To do - Whatever the data contains, copy all of it exactly.

Records from a dataset:
▬▬▬▬▬▬
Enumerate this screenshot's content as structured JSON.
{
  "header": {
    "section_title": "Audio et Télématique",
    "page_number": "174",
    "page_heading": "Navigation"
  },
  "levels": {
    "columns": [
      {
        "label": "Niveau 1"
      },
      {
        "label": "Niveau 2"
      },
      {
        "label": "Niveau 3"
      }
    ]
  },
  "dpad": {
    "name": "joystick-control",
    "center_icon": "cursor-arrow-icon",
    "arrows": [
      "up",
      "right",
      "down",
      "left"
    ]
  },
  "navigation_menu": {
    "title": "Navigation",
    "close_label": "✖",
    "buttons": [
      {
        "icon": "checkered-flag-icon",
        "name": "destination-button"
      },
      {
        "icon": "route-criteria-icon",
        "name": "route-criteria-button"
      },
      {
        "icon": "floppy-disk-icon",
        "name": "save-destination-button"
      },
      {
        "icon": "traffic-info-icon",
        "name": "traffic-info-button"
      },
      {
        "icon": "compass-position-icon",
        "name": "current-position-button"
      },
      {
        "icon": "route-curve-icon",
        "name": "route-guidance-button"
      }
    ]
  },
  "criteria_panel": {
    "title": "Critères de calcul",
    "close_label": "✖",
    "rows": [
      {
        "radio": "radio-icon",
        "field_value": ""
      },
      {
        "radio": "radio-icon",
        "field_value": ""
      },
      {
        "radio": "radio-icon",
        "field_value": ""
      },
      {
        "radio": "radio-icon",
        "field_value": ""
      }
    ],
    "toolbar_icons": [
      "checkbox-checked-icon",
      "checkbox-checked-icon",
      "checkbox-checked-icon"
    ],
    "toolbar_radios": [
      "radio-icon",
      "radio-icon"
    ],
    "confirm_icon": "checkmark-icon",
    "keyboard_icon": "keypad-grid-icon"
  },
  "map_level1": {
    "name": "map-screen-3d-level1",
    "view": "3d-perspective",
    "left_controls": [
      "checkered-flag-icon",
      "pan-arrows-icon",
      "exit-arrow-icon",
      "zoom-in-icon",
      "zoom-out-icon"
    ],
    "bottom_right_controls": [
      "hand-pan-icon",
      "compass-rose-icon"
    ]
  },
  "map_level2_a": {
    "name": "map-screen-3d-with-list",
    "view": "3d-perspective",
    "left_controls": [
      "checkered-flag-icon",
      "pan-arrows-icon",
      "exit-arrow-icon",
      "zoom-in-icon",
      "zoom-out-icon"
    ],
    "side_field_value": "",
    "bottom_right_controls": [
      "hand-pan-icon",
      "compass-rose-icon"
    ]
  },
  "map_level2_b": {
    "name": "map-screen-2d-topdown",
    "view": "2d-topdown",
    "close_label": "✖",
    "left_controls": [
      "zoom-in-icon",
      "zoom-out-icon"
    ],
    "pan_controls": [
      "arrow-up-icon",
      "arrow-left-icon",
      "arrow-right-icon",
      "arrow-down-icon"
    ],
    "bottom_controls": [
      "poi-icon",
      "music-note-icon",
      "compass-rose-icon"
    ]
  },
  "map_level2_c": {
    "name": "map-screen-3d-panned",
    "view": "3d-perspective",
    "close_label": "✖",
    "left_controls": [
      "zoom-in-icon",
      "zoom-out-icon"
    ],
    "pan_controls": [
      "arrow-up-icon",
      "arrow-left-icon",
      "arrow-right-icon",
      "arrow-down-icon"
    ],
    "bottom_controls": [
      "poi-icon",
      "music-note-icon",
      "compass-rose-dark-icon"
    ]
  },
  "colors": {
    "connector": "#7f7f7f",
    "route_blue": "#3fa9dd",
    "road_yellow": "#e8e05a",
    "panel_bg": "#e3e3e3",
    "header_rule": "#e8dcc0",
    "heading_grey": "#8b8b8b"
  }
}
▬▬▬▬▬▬
Output of the task -
Enumerate this screenshot's content as structured JSON.
{
  "header": {
    "section_title": "Audio et Télématique",
    "page_number": "174",
    "page_heading": "Navigation"
  },
  "levels": {
    "columns": [
      {
        "label": "Niveau 1"
      },
      {
        "label": "Niveau 2"
      },
      {
        "label": "Niveau 3"
      }
    ]
  },
  "dpad": {
    "name": "joystick-control",
    "center_icon": "cursor-arrow-icon",
    "arrows": [
      "up",
      "right",
      "down",
      "left"
    ]
  },
  "navigation_menu": {
    "title": "Navigation",
    "close_label": "✖",
    "buttons": [
      {
        "icon": "checkered-flag-icon",
        "name": "destination-button"
      },
      {
        "icon": "route-criteria-icon",
        "name": "route-criteria-button"
      },
      {
        "icon": "floppy-disk-icon",
        "name": "save-destination-button"
      },
      {
        "icon": "traffic-info-icon",
        "name": "traffic-info-button"
      },
      {
        "icon": "compass-position-icon",
        "name": "current-position-button"
      },
      {
        "icon": "route-curve-icon",
        "name": "route-guidance-button"
      }
    ]
  },
  "criteria_panel": {
    "title": "Critères de calcul",
    "close_label": "✖",
    "rows": [
      {
        "radio": "radio-icon",
        "field_value": ""
      },
      {
        "radio": "radio-icon",
        "field_value": ""
      },
      {
        "radio": "radio-icon",
        "field_value": ""
      },
      {
        "radio": "radio-icon",
        "field_value": ""
      }
    ],
    "toolbar_icons": [
      "checkbox-checked-icon",
      "checkbox-checked-icon",
      "checkbox-checked-icon"
    ],
    "toolbar_radios": [
      "radio-icon",
      "radio-icon"
    ],
    "confirm_icon": "checkmark-icon",
    "keyboard_icon": "keypad-grid-icon"
  },
  "map_level1": {
    "name": "map-screen-3d-level1",
    "view": "3d-perspective",
    "left_controls": [
      "checkered-flag-icon",
      "pan-arrows-icon",
      "exit-arrow-icon",
      "zoom-in-icon",
      "zoom-out-icon"
    ],
    "bottom_right_controls": [
      "hand-pan-icon",
      "compass-rose-icon"
    ]
  },
  "map_level2_a": {
    "name": "map-screen-3d-with-list",
    "view": "3d-perspective",
    "left_controls": [
      "checkered-flag-icon",
      "pan-arrows-icon",
      "exit-arrow-icon",
      "zoom-in-icon",
      "zoom-out-icon"
    ],
    "side_field_value": "",
    "bottom_right_controls": [
      "hand-pan-icon",
      "compass-rose-icon"
    ]
  },
  "map_level2_b": {
    "name": "map-screen-2d-topdown",
    "view": "2d-topdown",
    "close_label": "✖",
    "left_controls": [
      "zoom-in-icon",
      "zoom-out-icon"
    ],
    "pan_controls": [
      "arrow-up-icon",
      "arrow-left-icon",
      "arrow-right-icon",
      "arrow-down-icon"
    ],
    "bottom_controls": [
      "poi-icon",
      "music-note-icon",
      "compass-rose-icon"
    ]
  },
  "map_level2_c": {
    "name": "map-screen-3d-panned",
    "view": "3d-perspective",
    "close_label": "✖",
    "left_controls": [
      "zoom-in-icon",
      "zoom-out-icon"
    ],
    "pan_controls": [
      "arrow-up-icon",
      "arrow-left-icon",
      "arrow-right-icon",
      "arrow-down-icon"
    ],
    "bottom_controls": [
      "poi-icon",
      "music-note-icon",
      "compass-rose-dark-icon"
    ]
  },
  "colors": {
    "connector": "#7f7f7f",
    "route_blue": "#3fa9dd",
    "road_yellow": "#e8e05a",
    "panel_bg": "#e3e3e3",
    "header_rule": "#e8dcc0",
    "heading_grey": "#8b8b8b"
  }
}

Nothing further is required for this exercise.